*** Opening Extracted entries ***

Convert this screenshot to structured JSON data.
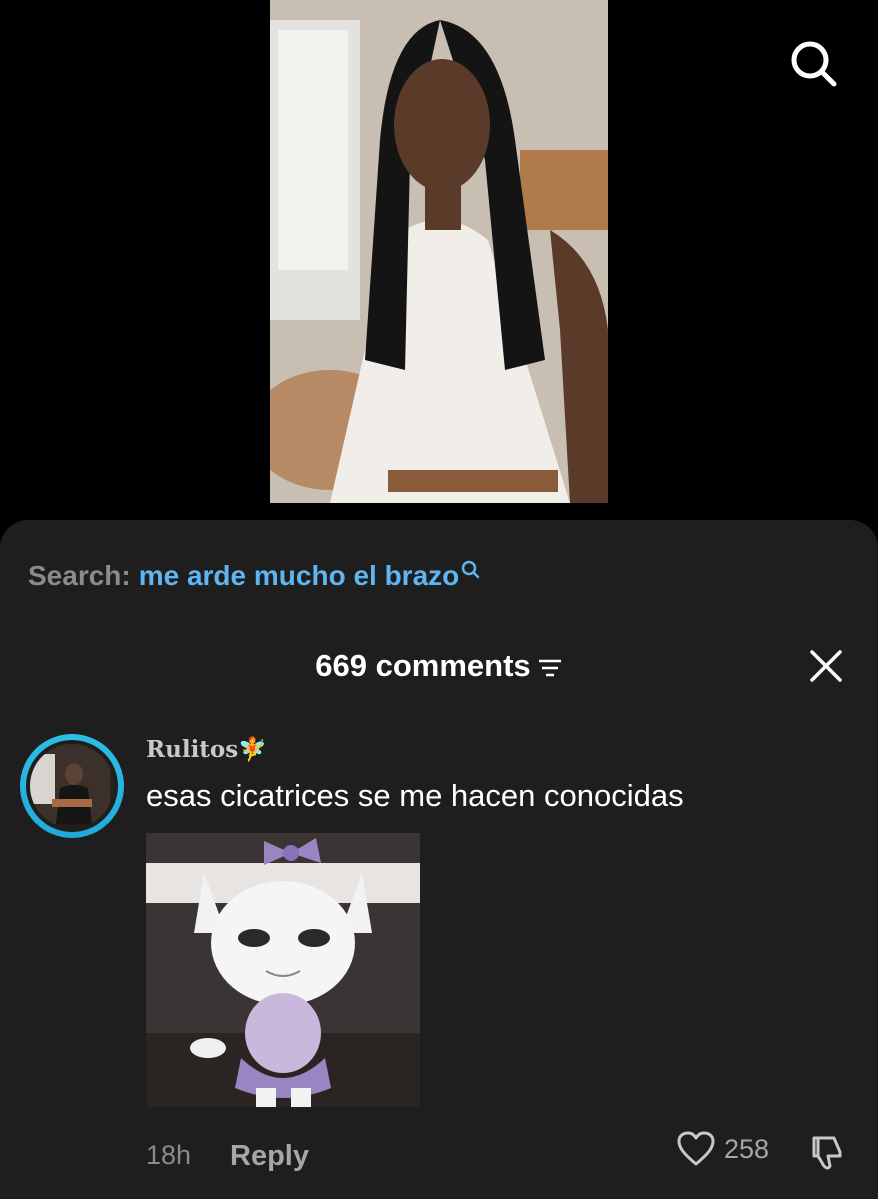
{
  "video": {
    "description_icon": "search-icon"
  },
  "sheet": {
    "search_prefix": "Search:",
    "search_query": "me arde mucho el brazo",
    "comments_title": "669 comments"
  },
  "comment": {
    "username": "Rulitos🧚",
    "text": "esas cicatrices se me hacen conocidas",
    "time": "18h",
    "reply_label": "Reply",
    "like_count": "258"
  },
  "colors": {
    "background": "#000000",
    "sheet": "#1e1e1e",
    "search_query": "#5fb4f2",
    "avatar_ring": "#2ec0e6"
  }
}
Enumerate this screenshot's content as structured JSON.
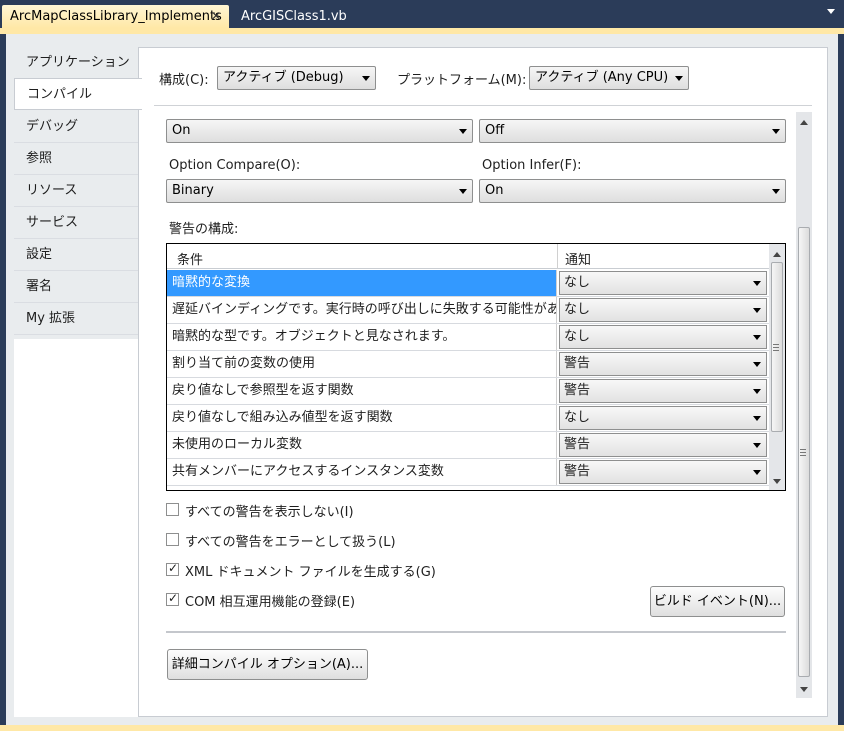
{
  "tabs": {
    "active": "ArcMapClassLibrary_Implements",
    "close_glyph": "✕",
    "inactive": "ArcGISClass1.vb"
  },
  "sidebar": {
    "items": [
      {
        "label": "アプリケーション"
      },
      {
        "label": "コンパイル"
      },
      {
        "label": "デバッグ"
      },
      {
        "label": "参照"
      },
      {
        "label": "リソース"
      },
      {
        "label": "サービス"
      },
      {
        "label": "設定"
      },
      {
        "label": "署名"
      },
      {
        "label": "My 拡張"
      }
    ],
    "selected_index": 1
  },
  "toolbar": {
    "config_label": "構成(C):",
    "config_value": "アクティブ (Debug)",
    "platform_label": "プラットフォーム(M):",
    "platform_value": "アクティブ (Any CPU)"
  },
  "options": {
    "option_top_left_value": "On",
    "option_top_right_value": "Off",
    "option_compare_label": "Option Compare(O):",
    "option_compare_value": "Binary",
    "option_infer_label": "Option Infer(F):",
    "option_infer_value": "On"
  },
  "warnings": {
    "section_label": "警告の構成:",
    "col_condition": "条件",
    "col_notice": "通知",
    "rows": [
      {
        "condition": "暗黙的な変換",
        "notice": "なし"
      },
      {
        "condition": "遅延バインディングです。実行時の呼び出しに失敗する可能性があ...",
        "notice": "なし"
      },
      {
        "condition": "暗黙的な型です。オブジェクトと見なされます。",
        "notice": "なし"
      },
      {
        "condition": "割り当て前の変数の使用",
        "notice": "警告"
      },
      {
        "condition": "戻り値なしで参照型を返す関数",
        "notice": "警告"
      },
      {
        "condition": "戻り値なしで組み込み値型を返す関数",
        "notice": "なし"
      },
      {
        "condition": "未使用のローカル変数",
        "notice": "警告"
      },
      {
        "condition": "共有メンバーにアクセスするインスタンス変数",
        "notice": "警告"
      }
    ],
    "selected_row": 0
  },
  "checkboxes": {
    "suppress_all": {
      "label": "すべての警告を表示しない(I)",
      "checked": false
    },
    "treat_as_errors": {
      "label": "すべての警告をエラーとして扱う(L)",
      "checked": false
    },
    "generate_xml": {
      "label": "XML ドキュメント ファイルを生成する(G)",
      "checked": true
    },
    "register_com": {
      "label": "COM 相互運用機能の登録(E)",
      "checked": true
    }
  },
  "buttons": {
    "build_events": "ビルド イベント(N)...",
    "advanced_compile": "詳細コンパイル オプション(A)..."
  }
}
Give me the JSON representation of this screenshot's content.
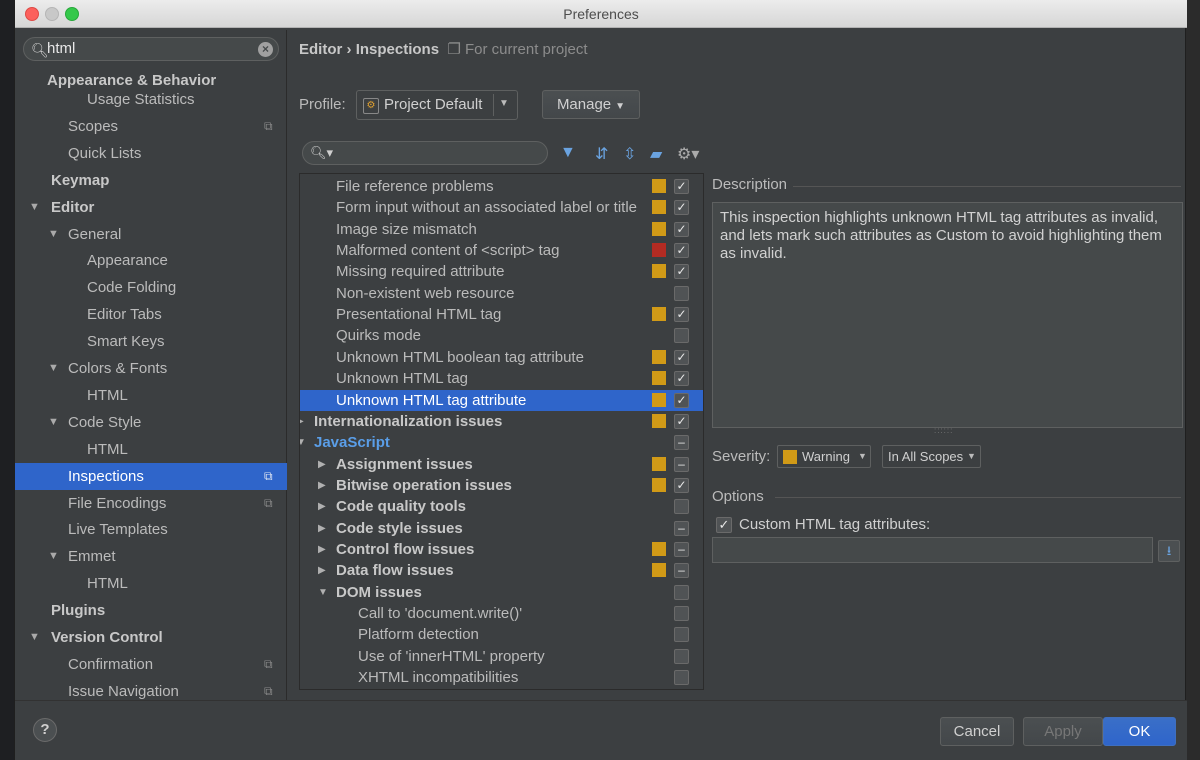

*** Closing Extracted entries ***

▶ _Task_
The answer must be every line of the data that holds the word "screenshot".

▶ _Answer_
Convert this screenshot to structured JSON data.
Enumerate this screenshot's content as structured JSON.
Give me the JSON representation of this screenshot's content.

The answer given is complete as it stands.